• TASK REQUIREMENTS
Repeat the records below verbatim and include no pictures.
AVAILABLE DATA Start Marker
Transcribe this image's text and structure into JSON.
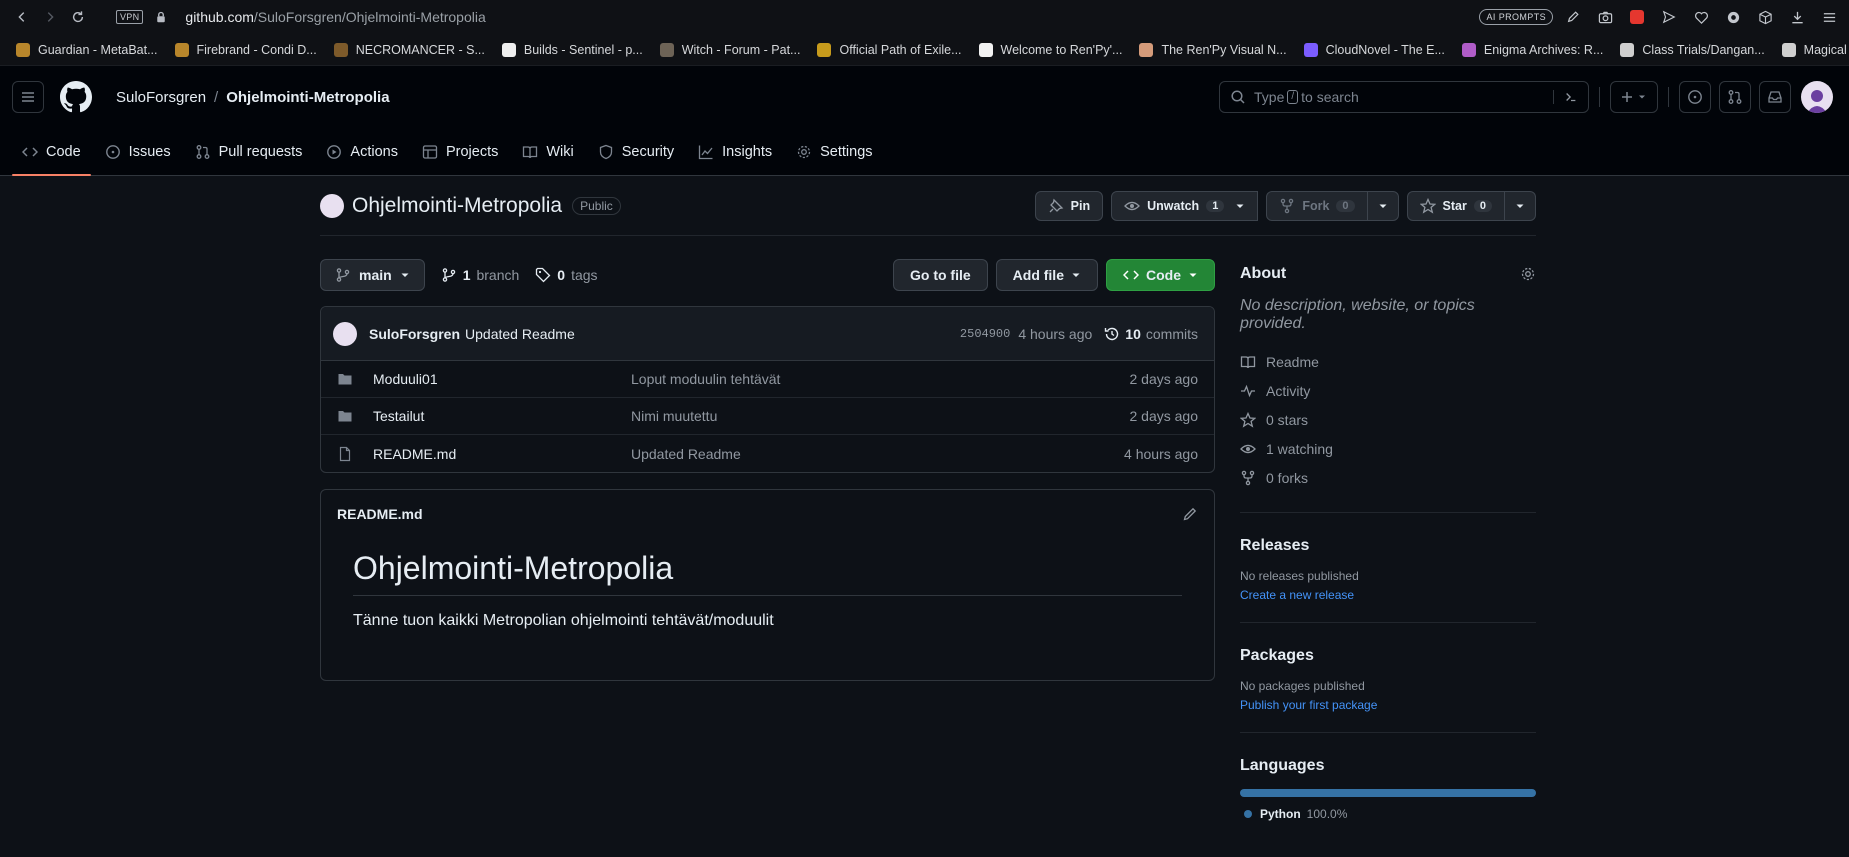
{
  "browser": {
    "vpn_label": "VPN",
    "url_host": "github.com",
    "url_path": "/SuloForsgren/Ohjelmointi-Metropolia",
    "ai_prompts_label": "AI PROMPTS",
    "bookmarks": [
      {
        "label": "Guardian - MetaBat...",
        "color": "#b8862b"
      },
      {
        "label": "Firebrand - Condi D...",
        "color": "#b8862b"
      },
      {
        "label": "NECROMANCER - S...",
        "color": "#7d5a2a"
      },
      {
        "label": "Builds - Sentinel - p...",
        "color": "#eeeeee"
      },
      {
        "label": "Witch - Forum - Pat...",
        "color": "#6d6356"
      },
      {
        "label": "Official Path of Exile...",
        "color": "#c79b1c"
      },
      {
        "label": "Welcome to Ren'Py'...",
        "color": "#f2f2f2"
      },
      {
        "label": "The Ren'Py Visual N...",
        "color": "#d49b7a"
      },
      {
        "label": "CloudNovel - The E...",
        "color": "#7b5cff"
      },
      {
        "label": "Enigma Archives: R...",
        "color": "#b05cc8"
      },
      {
        "label": "Class Trials/Dangan...",
        "color": "#cfcfcf"
      },
      {
        "label": "Magical Girl Miracle...",
        "color": "#cfcfcf"
      }
    ],
    "more": "»"
  },
  "header": {
    "owner": "SuloForsgren",
    "separator": "/",
    "repo": "Ohjelmointi-Metropolia",
    "search_pre": "Type",
    "search_key": "/",
    "search_post": "to search",
    "add_label": "+"
  },
  "tabs": [
    {
      "label": "Code"
    },
    {
      "label": "Issues"
    },
    {
      "label": "Pull requests"
    },
    {
      "label": "Actions"
    },
    {
      "label": "Projects"
    },
    {
      "label": "Wiki"
    },
    {
      "label": "Security"
    },
    {
      "label": "Insights"
    },
    {
      "label": "Settings"
    }
  ],
  "repo": {
    "title": "Ohjelmointi-Metropolia",
    "visibility": "Public",
    "pin_label": "Pin",
    "unwatch_label": "Unwatch",
    "unwatch_count": "1",
    "fork_label": "Fork",
    "fork_count": "0",
    "star_label": "Star",
    "star_count": "0"
  },
  "filebar": {
    "branch": "main",
    "branch_count": "1",
    "branch_word": "branch",
    "tag_count": "0",
    "tag_word": "tags",
    "go_to_file": "Go to file",
    "add_file": "Add file",
    "code": "Code"
  },
  "commit": {
    "author": "SuloForsgren",
    "message": "Updated Readme",
    "sha": "2504900",
    "age": "4 hours ago",
    "count": "10",
    "count_word": "commits"
  },
  "files": [
    {
      "type": "folder",
      "name": "Moduuli01",
      "message": "Loput moduulin tehtävät",
      "age": "2 days ago"
    },
    {
      "type": "folder",
      "name": "Testailut",
      "message": "Nimi muutettu",
      "age": "2 days ago"
    },
    {
      "type": "file",
      "name": "README.md",
      "message": "Updated Readme",
      "age": "4 hours ago"
    }
  ],
  "readme": {
    "filename": "README.md",
    "heading": "Ohjelmointi-Metropolia",
    "paragraph": "Tänne tuon kaikki Metropolian ohjelmointi tehtävät/moduulit"
  },
  "about": {
    "title": "About",
    "description": "No description, website, or topics provided.",
    "items": [
      {
        "label": "Readme",
        "icon": "book-icon"
      },
      {
        "label": "Activity",
        "icon": "pulse-icon"
      },
      {
        "label": "0 stars",
        "icon": "star-icon"
      },
      {
        "label": "1 watching",
        "icon": "eye-icon"
      },
      {
        "label": "0 forks",
        "icon": "fork-icon"
      }
    ]
  },
  "releases": {
    "title": "Releases",
    "text": "No releases published",
    "link": "Create a new release"
  },
  "packages": {
    "title": "Packages",
    "text": "No packages published",
    "link": "Publish your first package"
  },
  "languages": {
    "title": "Languages",
    "name": "Python",
    "percent": "100.0%",
    "color": "#3572a5"
  }
}
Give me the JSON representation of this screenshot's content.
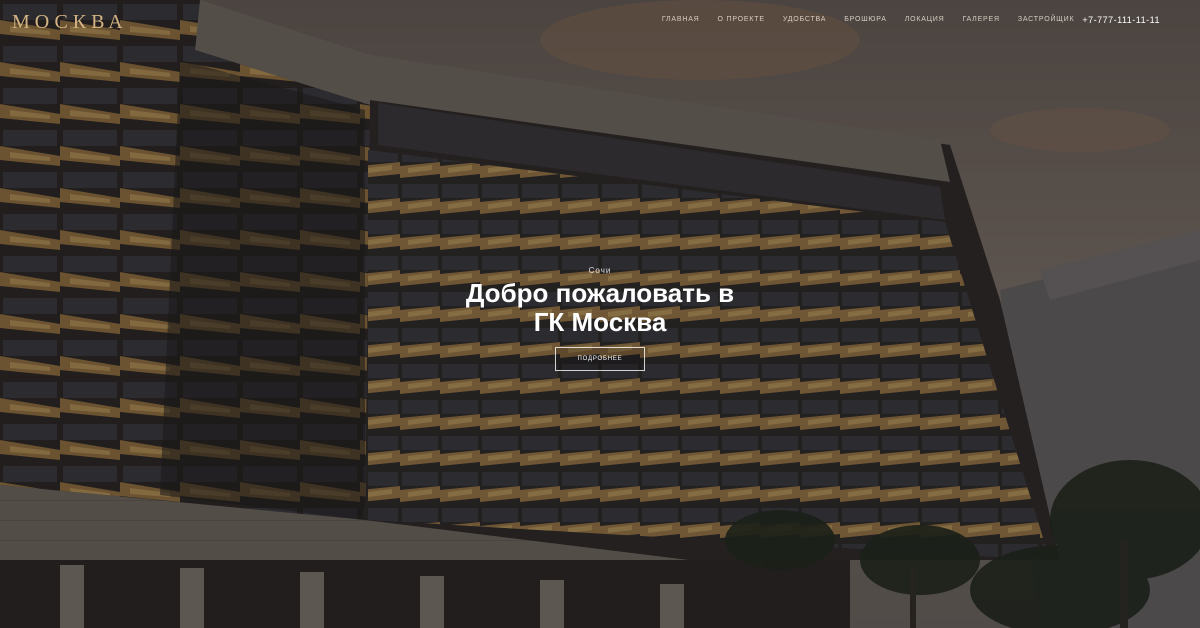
{
  "brand": {
    "tagline": "",
    "name": "МОСКВА"
  },
  "nav": {
    "items": [
      {
        "label": "ГЛАВНАЯ"
      },
      {
        "label": "О ПРОЕКТЕ"
      },
      {
        "label": "УДОБСТВА"
      },
      {
        "label": "БРОШЮРА"
      },
      {
        "label": "ЛОКАЦИЯ"
      },
      {
        "label": "ГАЛЕРЕЯ"
      },
      {
        "label": "ЗАСТРОЙЩИК"
      }
    ],
    "phone": "+7-777-111-11-11"
  },
  "hero": {
    "city": "Сочи",
    "title_line1": "Добро пожаловать в",
    "title_line2": "ГК Москва",
    "button_label": "ПОДРОБНЕЕ",
    "image_icon": "building-facade-photo"
  },
  "colors": {
    "brand_gold": "#d4b483",
    "text_white": "#ffffff"
  }
}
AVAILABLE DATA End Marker
• ANSWER BOX
Transcribe this image's text and structure into JSON.
{
  "browser": {
    "vpn_label": "VPN",
    "url_host": "github.com",
    "url_path": "/SuloForsgren/Ohjelmointi-Metropolia",
    "ai_prompts_label": "AI PROMPTS",
    "bookmarks": [
      {
        "label": "Guardian - MetaBat...",
        "color": "#b8862b"
      },
      {
        "label": "Firebrand - Condi D...",
        "color": "#b8862b"
      },
      {
        "label": "NECROMANCER - S...",
        "color": "#7d5a2a"
      },
      {
        "label": "Builds - Sentinel - p...",
        "color": "#eeeeee"
      },
      {
        "label": "Witch - Forum - Pat...",
        "color": "#6d6356"
      },
      {
        "label": "Official Path of Exile...",
        "color": "#c79b1c"
      },
      {
        "label": "Welcome to Ren'Py'...",
        "color": "#f2f2f2"
      },
      {
        "label": "The Ren'Py Visual N...",
        "color": "#d49b7a"
      },
      {
        "label": "CloudNovel - The E...",
        "color": "#7b5cff"
      },
      {
        "label": "Enigma Archives: R...",
        "color": "#b05cc8"
      },
      {
        "label": "Class Trials/Dangan...",
        "color": "#cfcfcf"
      },
      {
        "label": "Magical Girl Miracle...",
        "color": "#cfcfcf"
      }
    ],
    "more": "»"
  },
  "header": {
    "owner": "SuloForsgren",
    "separator": "/",
    "repo": "Ohjelmointi-Metropolia",
    "search_pre": "Type",
    "search_key": "/",
    "search_post": "to search",
    "add_label": "+"
  },
  "tabs": [
    {
      "label": "Code"
    },
    {
      "label": "Issues"
    },
    {
      "label": "Pull requests"
    },
    {
      "label": "Actions"
    },
    {
      "label": "Projects"
    },
    {
      "label": "Wiki"
    },
    {
      "label": "Security"
    },
    {
      "label": "Insights"
    },
    {
      "label": "Settings"
    }
  ],
  "repo": {
    "title": "Ohjelmointi-Metropolia",
    "visibility": "Public",
    "pin_label": "Pin",
    "unwatch_label": "Unwatch",
    "unwatch_count": "1",
    "fork_label": "Fork",
    "fork_count": "0",
    "star_label": "Star",
    "star_count": "0"
  },
  "filebar": {
    "branch": "main",
    "branch_count": "1",
    "branch_word": "branch",
    "tag_count": "0",
    "tag_word": "tags",
    "go_to_file": "Go to file",
    "add_file": "Add file",
    "code": "Code"
  },
  "commit": {
    "author": "SuloForsgren",
    "message": "Updated Readme",
    "sha": "2504900",
    "age": "4 hours ago",
    "count": "10",
    "count_word": "commits"
  },
  "files": [
    {
      "type": "folder",
      "name": "Moduuli01",
      "message": "Loput moduulin tehtävät",
      "age": "2 days ago"
    },
    {
      "type": "folder",
      "name": "Testailut",
      "message": "Nimi muutettu",
      "age": "2 days ago"
    },
    {
      "type": "file",
      "name": "README.md",
      "message": "Updated Readme",
      "age": "4 hours ago"
    }
  ],
  "readme": {
    "filename": "README.md",
    "heading": "Ohjelmointi-Metropolia",
    "paragraph": "Tänne tuon kaikki Metropolian ohjelmointi tehtävät/moduulit"
  },
  "about": {
    "title": "About",
    "description": "No description, website, or topics provided.",
    "items": [
      {
        "label": "Readme",
        "icon": "book-icon"
      },
      {
        "label": "Activity",
        "icon": "pulse-icon"
      },
      {
        "label": "0 stars",
        "icon": "star-icon"
      },
      {
        "label": "1 watching",
        "icon": "eye-icon"
      },
      {
        "label": "0 forks",
        "icon": "fork-icon"
      }
    ]
  },
  "releases": {
    "title": "Releases",
    "text": "No releases published",
    "link": "Create a new release"
  },
  "packages": {
    "title": "Packages",
    "text": "No packages published",
    "link": "Publish your first package"
  },
  "languages": {
    "title": "Languages",
    "name": "Python",
    "percent": "100.0%",
    "color": "#3572a5"
  }
}
Give me the JSON representation of this screenshot's content.
{
  "brand": {
    "tagline": "",
    "name": "МОСКВА"
  },
  "nav": {
    "items": [
      {
        "label": "ГЛАВНАЯ"
      },
      {
        "label": "О ПРОЕКТЕ"
      },
      {
        "label": "УДОБСТВА"
      },
      {
        "label": "БРОШЮРА"
      },
      {
        "label": "ЛОКАЦИЯ"
      },
      {
        "label": "ГАЛЕРЕЯ"
      },
      {
        "label": "ЗАСТРОЙЩИК"
      }
    ],
    "phone": "+7-777-111-11-11"
  },
  "hero": {
    "city": "Сочи",
    "title_line1": "Добро пожаловать в",
    "title_line2": "ГК Москва",
    "button_label": "ПОДРОБНЕЕ",
    "image_icon": "building-facade-photo"
  },
  "colors": {
    "brand_gold": "#d4b483",
    "text_white": "#ffffff"
  }
}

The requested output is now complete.